About 11 centimeters per year – the distance Titan moves away from Saturn each year – one hundred times faster than estimated

About 11 centimeters per year - the distance Titan moves away from Saturn each year - one hundred times faster than estimated

According to data from NASA’s last Cassini mission, the moon Titan is moving away from Saturn a hundred times faster than previously thought .

Titan is currently 1.2 million kilometers from Saturn, moving away approximately 11 centimeters per year . During ten close flybys between 2006 and 2016, the spacecraft sent radio waves back to Earth.

Titan

Theories assumed that in systems like Saturn’s, with dozens of moons, outer moons like Titan migrated outward more slowly than closer moons because they are further away from their host planet’s gravity .

The findings on Titan’s drift rate also provide important confirmation of a new theory that explains and predicts how planets affect the orbits of their moons, explains Valery Lainey , lead author of the work published in Nature Astronomy:

This result brings an important new piece of the puzzle to the much-debated question of the age of Saturn’s system and how its moons formed.

Cassini observed Saturn and its moons for more than 13 years before running out of fuel supply. The mission plunged it into the planet’s atmosphere in September 2017.

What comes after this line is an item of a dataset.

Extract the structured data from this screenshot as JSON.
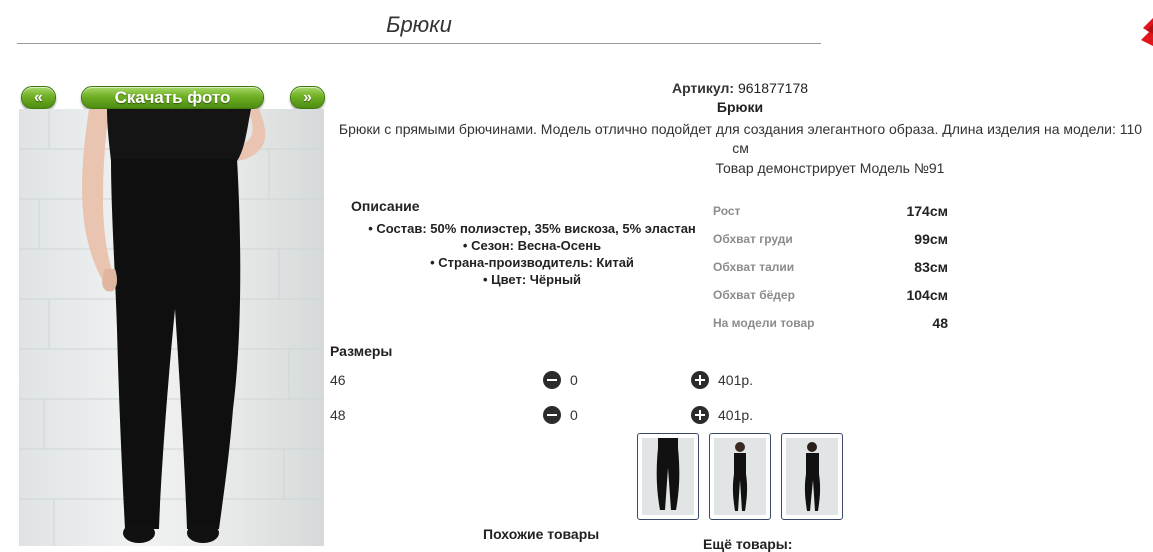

Titan is the only known moon with a dense atmosphere . The first person who suggested that Titan could have an atmosphere was the Spanish astronomer Josep Comas i Solà in 1907 due to the effect of darkening at the edge . The origin of the Titanian atmosphere is unclear, but it has been proposed that for much of the history of the Solar System Titan was a world without it, with nitrogen and methane frozen on the surface and looking like a larger version of Triton, the largest moon of Neptune.